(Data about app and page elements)
+++++

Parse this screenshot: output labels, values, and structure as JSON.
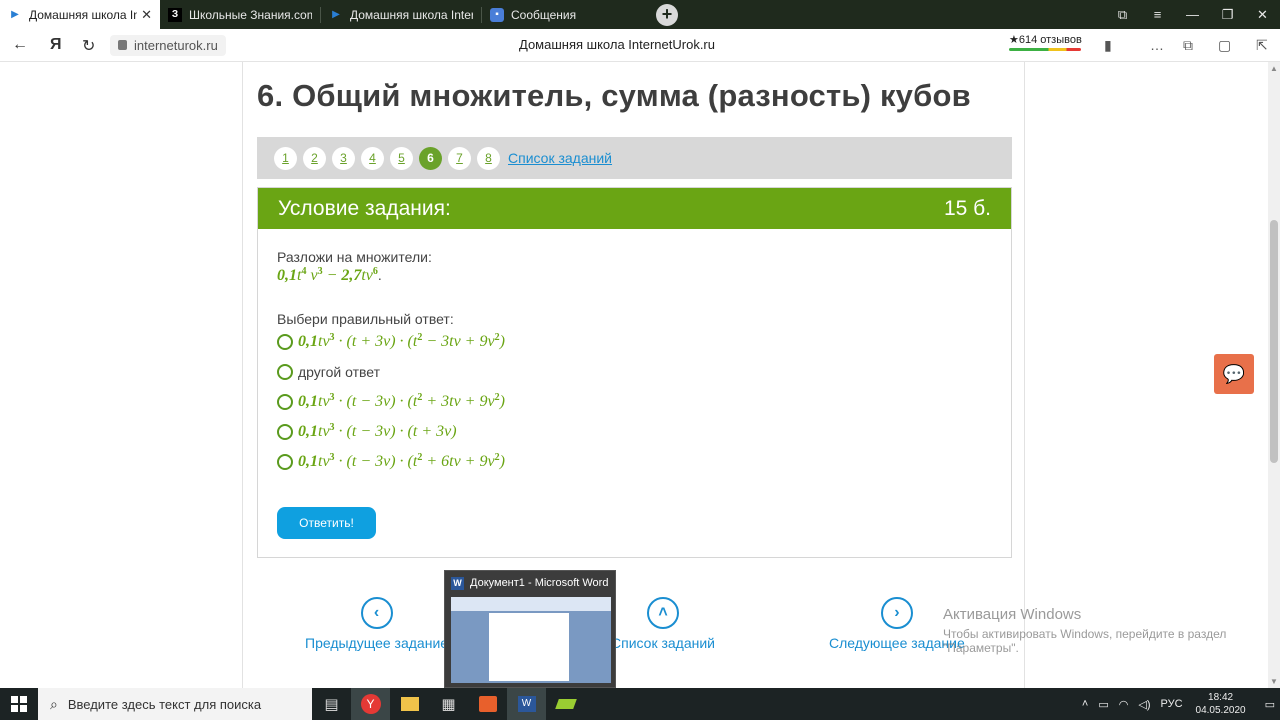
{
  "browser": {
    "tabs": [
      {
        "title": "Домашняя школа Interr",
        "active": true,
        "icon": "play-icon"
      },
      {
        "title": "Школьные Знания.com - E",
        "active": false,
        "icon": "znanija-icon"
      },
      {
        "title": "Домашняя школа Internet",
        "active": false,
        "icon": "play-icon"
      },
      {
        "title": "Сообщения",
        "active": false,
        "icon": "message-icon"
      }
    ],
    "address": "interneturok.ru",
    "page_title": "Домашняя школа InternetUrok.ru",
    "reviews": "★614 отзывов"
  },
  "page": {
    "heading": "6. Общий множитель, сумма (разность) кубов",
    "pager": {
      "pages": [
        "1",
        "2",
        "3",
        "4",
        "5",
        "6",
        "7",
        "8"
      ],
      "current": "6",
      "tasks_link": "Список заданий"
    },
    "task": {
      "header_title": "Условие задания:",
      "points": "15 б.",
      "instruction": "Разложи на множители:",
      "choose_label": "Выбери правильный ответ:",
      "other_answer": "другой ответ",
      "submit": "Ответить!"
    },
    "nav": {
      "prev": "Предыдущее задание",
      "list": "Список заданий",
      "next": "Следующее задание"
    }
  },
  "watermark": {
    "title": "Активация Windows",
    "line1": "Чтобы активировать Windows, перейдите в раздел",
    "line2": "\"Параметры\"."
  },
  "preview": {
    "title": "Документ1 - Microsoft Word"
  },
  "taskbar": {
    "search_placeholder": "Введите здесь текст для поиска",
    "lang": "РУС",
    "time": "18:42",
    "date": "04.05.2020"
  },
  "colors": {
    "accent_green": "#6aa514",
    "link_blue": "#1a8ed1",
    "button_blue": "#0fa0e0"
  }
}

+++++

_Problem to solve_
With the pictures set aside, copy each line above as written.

_Solution to this task_
Parse this screenshot: output labels, values, and structure as JSON.
{
  "browser": {
    "tabs": [
      {
        "title": "Домашняя школа Interr",
        "active": true,
        "icon": "play-icon"
      },
      {
        "title": "Школьные Знания.com - E",
        "active": false,
        "icon": "znanija-icon"
      },
      {
        "title": "Домашняя школа Internet",
        "active": false,
        "icon": "play-icon"
      },
      {
        "title": "Сообщения",
        "active": false,
        "icon": "message-icon"
      }
    ],
    "address": "interneturok.ru",
    "page_title": "Домашняя школа InternetUrok.ru",
    "reviews": "★614 отзывов"
  },
  "page": {
    "heading": "6. Общий множитель, сумма (разность) кубов",
    "pager": {
      "pages": [
        "1",
        "2",
        "3",
        "4",
        "5",
        "6",
        "7",
        "8"
      ],
      "current": "6",
      "tasks_link": "Список заданий"
    },
    "task": {
      "header_title": "Условие задания:",
      "points": "15 б.",
      "instruction": "Разложи на множители:",
      "choose_label": "Выбери правильный ответ:",
      "other_answer": "другой ответ",
      "submit": "Ответить!"
    },
    "nav": {
      "prev": "Предыдущее задание",
      "list": "Список заданий",
      "next": "Следующее задание"
    }
  },
  "watermark": {
    "title": "Активация Windows",
    "line1": "Чтобы активировать Windows, перейдите в раздел",
    "line2": "\"Параметры\"."
  },
  "preview": {
    "title": "Документ1 - Microsoft Word"
  },
  "taskbar": {
    "search_placeholder": "Введите здесь текст для поиска",
    "lang": "РУС",
    "time": "18:42",
    "date": "04.05.2020"
  },
  "colors": {
    "accent_green": "#6aa514",
    "link_blue": "#1a8ed1",
    "button_blue": "#0fa0e0"
  }
}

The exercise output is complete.